TDOA: As far as the arrangement of your songs goes, what do you do that makes the instruments blend together in such a unique way?
Jill: Wow, you ask hard questions. Ok, I can say that Nick has made a guitar that is also a bass (they have separate outputs) and that definitely sounds unique, also a singing drummer is not something you come by often, and also Gregor and Nick work very closely on interesting rhythmical arrangements. Also, I have a really awful strumming style with my thumb because I never learned how to use a pic properly…but I don’t know if that’s a good thing…but it’s definitely a bit different, if not just sloppy and bad.
TDOA: How does playing at festivals compare to touring? What about each experience is unique?
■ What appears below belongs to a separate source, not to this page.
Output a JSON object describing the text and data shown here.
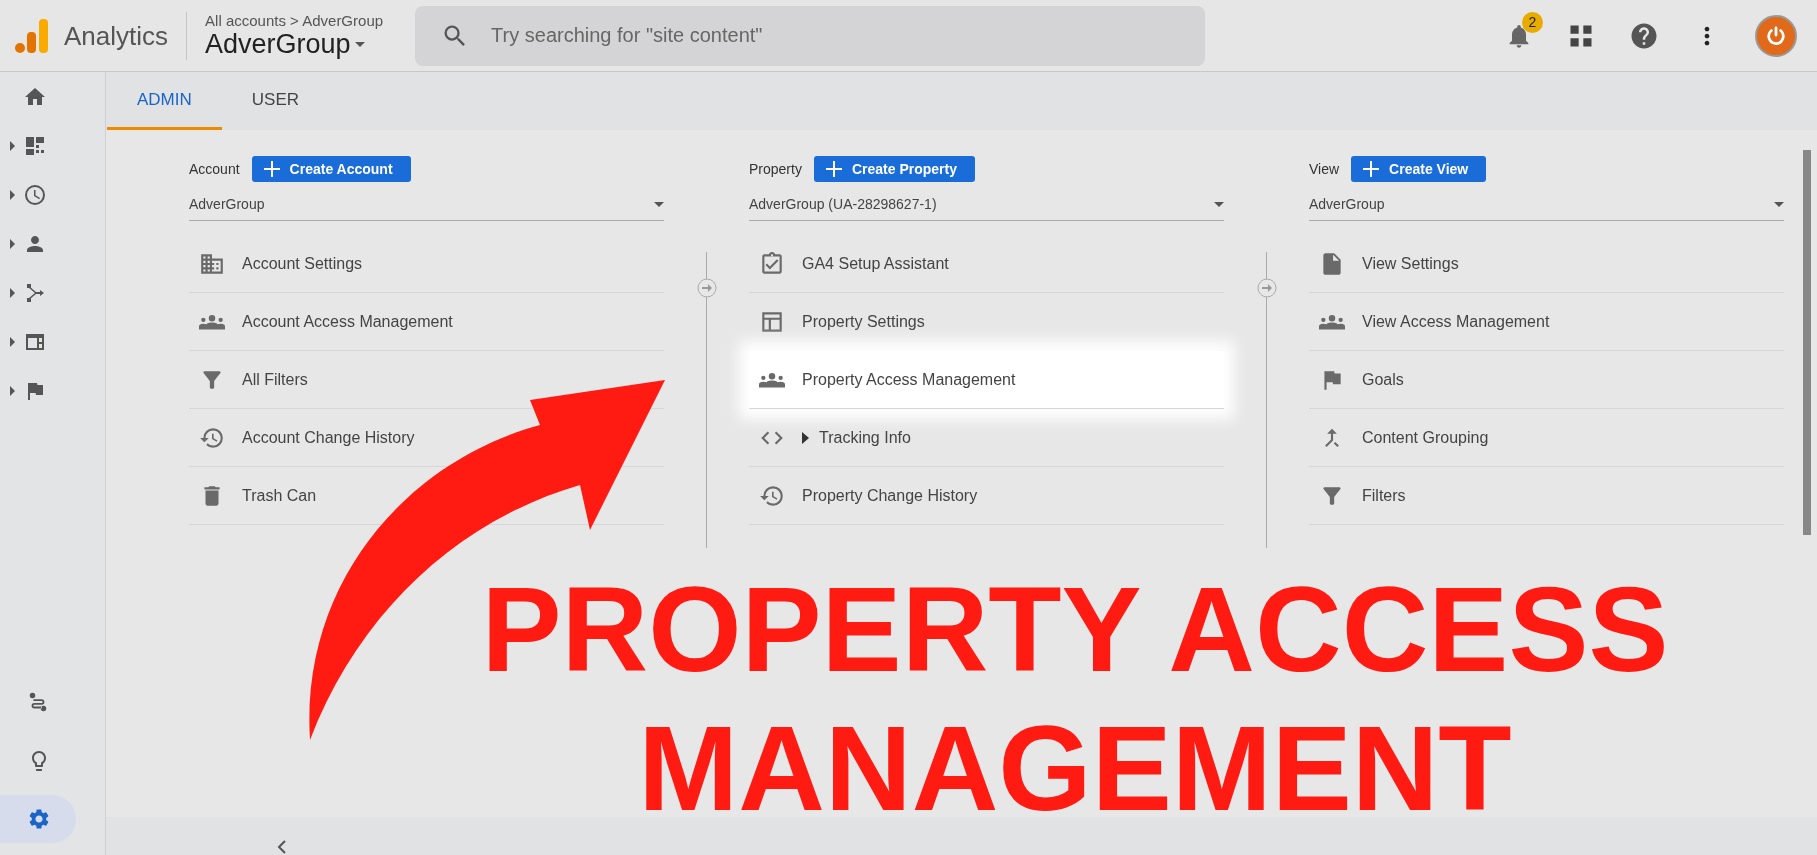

Jill: I like festivals because people are generally in a festive mood and it’s fun to play to a crowd of people who might not know you but still give you a good reception, but there is something great about dark venues and the smell of ale and peanuts and the buzz of people out to see a small handful of bands. Also, the gigs we have played on tour have been small so we can really develop an intimate bond with the audience during a set. Also, I like the dryness of gigs, I’m not used to UK festivals and mud and rain. Growing up in Chicago, summer festivals rarely involved camping but often involved lots and lots of sun…and if there was rain, it was warm rain.
Order their fantastic album via iTunes!